— Task goal —
Your task is to copy each line of the records that includes the string "usage".

#### Material for the task ####

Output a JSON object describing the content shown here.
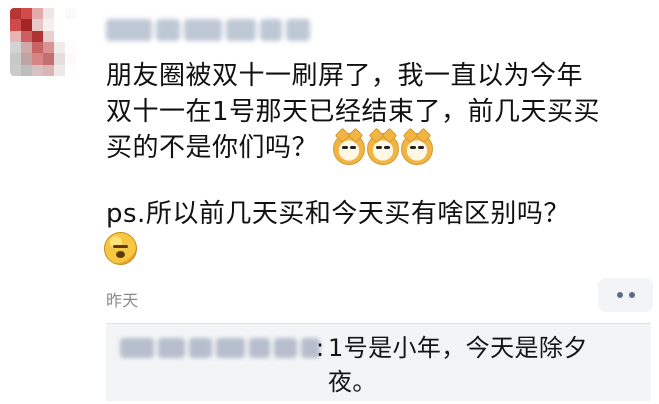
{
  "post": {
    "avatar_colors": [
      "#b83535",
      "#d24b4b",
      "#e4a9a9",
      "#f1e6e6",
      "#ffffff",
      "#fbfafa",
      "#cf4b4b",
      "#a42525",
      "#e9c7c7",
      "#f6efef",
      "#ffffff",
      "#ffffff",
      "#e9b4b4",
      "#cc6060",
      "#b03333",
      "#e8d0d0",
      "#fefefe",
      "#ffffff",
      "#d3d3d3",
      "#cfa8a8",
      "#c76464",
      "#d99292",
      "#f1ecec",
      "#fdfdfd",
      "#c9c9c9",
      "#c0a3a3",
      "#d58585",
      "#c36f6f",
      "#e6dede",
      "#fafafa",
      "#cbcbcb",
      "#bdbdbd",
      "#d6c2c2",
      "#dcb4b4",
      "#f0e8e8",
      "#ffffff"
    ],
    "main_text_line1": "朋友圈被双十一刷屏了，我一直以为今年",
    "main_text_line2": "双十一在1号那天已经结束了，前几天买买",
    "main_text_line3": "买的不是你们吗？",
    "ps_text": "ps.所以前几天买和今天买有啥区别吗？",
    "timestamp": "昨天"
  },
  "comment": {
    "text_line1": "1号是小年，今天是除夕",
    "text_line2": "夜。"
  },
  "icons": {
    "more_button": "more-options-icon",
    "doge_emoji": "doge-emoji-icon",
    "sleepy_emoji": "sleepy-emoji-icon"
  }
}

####
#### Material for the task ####

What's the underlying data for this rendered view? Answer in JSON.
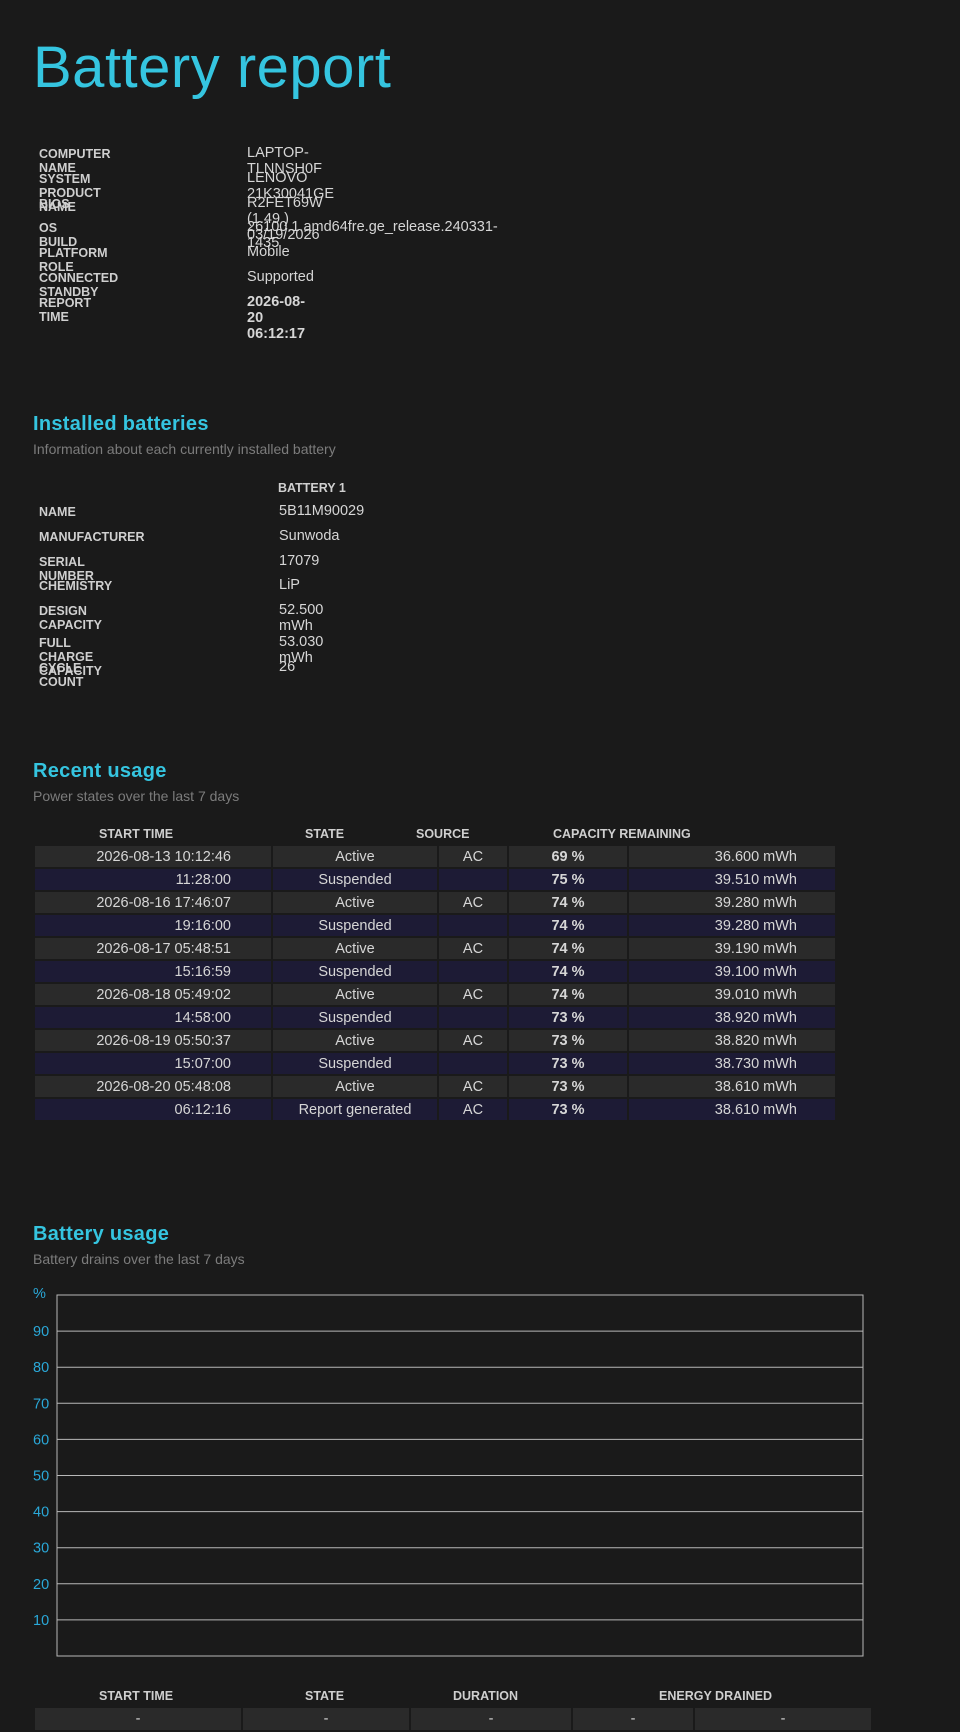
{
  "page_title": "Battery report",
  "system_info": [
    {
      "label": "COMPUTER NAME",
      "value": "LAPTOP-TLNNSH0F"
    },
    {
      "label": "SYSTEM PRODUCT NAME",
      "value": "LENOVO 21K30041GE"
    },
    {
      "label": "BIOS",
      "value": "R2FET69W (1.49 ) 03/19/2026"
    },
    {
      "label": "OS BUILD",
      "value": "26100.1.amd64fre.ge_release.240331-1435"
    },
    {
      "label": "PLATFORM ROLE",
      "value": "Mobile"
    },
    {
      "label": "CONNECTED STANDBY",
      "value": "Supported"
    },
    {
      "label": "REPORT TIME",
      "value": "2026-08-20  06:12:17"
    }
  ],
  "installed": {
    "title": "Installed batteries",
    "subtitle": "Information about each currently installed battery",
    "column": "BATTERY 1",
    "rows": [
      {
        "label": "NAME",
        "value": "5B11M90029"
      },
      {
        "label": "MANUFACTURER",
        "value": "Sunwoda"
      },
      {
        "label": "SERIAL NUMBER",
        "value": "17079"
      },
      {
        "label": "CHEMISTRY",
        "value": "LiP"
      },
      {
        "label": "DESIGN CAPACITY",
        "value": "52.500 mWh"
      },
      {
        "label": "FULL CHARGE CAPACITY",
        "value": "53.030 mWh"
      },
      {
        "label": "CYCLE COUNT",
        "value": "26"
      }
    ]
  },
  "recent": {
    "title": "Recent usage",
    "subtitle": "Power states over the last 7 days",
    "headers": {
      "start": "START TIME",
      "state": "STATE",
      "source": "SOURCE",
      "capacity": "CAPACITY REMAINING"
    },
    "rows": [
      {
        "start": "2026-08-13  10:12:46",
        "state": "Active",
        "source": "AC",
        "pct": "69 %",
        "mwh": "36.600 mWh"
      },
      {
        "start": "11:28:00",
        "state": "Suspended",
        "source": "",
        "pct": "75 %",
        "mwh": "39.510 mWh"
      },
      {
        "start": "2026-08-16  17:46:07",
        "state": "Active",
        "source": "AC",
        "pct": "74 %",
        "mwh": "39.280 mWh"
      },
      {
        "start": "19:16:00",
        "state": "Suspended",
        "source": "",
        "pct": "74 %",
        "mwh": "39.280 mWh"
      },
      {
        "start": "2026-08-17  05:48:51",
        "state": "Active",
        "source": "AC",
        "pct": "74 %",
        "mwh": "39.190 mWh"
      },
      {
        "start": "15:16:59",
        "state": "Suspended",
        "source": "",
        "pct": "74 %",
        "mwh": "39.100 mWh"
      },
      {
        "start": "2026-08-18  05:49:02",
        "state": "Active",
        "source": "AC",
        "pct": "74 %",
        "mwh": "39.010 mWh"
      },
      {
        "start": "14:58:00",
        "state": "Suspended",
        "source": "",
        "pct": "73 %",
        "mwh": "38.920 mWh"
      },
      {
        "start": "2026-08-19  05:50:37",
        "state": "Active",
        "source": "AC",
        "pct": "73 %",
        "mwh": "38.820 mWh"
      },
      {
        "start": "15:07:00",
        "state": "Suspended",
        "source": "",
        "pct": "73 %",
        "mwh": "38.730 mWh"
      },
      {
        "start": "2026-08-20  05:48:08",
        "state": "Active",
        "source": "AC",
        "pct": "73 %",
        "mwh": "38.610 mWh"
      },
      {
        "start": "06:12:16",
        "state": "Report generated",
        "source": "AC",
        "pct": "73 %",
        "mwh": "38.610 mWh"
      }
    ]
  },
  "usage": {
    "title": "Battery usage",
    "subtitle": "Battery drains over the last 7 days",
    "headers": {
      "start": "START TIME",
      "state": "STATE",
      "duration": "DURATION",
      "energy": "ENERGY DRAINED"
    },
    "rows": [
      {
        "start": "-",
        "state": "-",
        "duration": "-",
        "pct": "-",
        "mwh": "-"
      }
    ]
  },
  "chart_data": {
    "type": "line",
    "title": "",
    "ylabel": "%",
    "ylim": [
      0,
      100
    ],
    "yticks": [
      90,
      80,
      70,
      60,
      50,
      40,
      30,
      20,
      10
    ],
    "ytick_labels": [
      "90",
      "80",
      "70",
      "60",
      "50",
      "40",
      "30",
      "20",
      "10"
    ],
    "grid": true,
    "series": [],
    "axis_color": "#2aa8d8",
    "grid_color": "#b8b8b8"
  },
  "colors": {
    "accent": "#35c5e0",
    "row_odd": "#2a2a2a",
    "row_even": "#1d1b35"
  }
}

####
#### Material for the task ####

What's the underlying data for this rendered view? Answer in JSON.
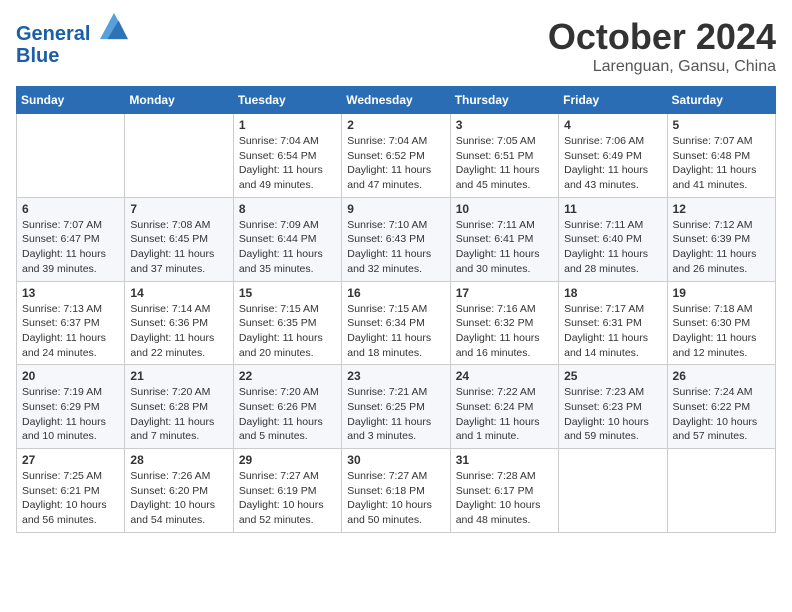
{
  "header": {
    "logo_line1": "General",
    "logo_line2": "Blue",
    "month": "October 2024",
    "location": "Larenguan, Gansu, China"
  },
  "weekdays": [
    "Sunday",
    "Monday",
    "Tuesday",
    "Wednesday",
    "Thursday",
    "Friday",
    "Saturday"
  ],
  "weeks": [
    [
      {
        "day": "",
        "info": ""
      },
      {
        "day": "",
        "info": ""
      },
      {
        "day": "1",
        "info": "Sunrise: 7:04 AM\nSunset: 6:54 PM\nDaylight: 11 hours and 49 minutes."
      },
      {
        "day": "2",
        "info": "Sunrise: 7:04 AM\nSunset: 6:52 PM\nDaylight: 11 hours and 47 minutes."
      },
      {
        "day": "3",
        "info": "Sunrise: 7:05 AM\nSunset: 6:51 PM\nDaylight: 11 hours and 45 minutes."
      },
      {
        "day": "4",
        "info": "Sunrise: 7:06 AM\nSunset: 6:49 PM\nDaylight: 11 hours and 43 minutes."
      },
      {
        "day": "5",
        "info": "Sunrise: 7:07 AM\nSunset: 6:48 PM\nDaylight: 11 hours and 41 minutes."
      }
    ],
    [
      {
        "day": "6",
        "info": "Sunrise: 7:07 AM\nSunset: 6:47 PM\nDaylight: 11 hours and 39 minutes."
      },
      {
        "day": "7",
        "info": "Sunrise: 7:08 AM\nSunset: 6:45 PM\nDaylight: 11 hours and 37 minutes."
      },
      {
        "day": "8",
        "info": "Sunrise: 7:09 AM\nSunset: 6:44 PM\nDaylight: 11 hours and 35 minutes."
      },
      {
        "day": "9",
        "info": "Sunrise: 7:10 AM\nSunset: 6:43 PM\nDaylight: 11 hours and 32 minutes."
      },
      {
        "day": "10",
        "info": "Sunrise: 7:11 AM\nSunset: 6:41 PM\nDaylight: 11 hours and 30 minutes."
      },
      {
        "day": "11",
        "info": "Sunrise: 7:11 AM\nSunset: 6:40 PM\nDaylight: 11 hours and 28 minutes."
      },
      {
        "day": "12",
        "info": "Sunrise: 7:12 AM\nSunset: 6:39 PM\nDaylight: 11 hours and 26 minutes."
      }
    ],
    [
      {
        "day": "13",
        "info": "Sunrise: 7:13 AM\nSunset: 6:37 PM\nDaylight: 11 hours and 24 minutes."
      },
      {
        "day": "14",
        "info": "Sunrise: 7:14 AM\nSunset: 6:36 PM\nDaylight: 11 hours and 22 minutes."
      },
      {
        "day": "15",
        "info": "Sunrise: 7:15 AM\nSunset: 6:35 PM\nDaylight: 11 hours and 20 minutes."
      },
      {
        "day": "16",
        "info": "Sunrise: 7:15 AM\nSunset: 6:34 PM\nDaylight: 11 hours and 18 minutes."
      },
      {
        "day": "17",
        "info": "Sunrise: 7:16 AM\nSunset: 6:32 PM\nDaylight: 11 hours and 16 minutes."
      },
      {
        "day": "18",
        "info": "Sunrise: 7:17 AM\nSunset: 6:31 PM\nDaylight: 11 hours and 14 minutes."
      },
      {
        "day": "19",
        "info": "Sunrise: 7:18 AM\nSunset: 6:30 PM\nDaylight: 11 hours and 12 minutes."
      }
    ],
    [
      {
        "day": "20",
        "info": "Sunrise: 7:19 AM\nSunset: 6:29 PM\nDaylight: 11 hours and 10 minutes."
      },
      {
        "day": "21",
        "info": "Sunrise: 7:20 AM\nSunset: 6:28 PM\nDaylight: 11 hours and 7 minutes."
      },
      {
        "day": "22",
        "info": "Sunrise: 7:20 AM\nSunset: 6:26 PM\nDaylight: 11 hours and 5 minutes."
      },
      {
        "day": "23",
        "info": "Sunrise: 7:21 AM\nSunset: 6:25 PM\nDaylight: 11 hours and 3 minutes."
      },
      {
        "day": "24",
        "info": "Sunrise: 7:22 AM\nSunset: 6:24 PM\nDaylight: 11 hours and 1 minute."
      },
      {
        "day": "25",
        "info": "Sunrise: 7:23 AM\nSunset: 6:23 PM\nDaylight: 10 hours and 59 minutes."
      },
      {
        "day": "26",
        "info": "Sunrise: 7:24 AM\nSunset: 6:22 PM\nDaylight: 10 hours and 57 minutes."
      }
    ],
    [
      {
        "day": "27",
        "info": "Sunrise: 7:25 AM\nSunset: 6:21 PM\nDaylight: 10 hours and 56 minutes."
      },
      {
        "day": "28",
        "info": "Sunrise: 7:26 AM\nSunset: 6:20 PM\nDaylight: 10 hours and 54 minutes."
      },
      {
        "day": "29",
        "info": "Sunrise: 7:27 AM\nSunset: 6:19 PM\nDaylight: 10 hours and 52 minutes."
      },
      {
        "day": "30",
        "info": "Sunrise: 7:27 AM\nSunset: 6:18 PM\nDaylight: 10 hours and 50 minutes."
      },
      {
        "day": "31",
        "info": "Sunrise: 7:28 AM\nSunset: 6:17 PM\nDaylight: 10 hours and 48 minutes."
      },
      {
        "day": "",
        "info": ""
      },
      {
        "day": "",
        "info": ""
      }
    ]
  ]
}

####

— Task response —
    "title": "Recent usage",
  "usage": {
    "title": "Battery usage",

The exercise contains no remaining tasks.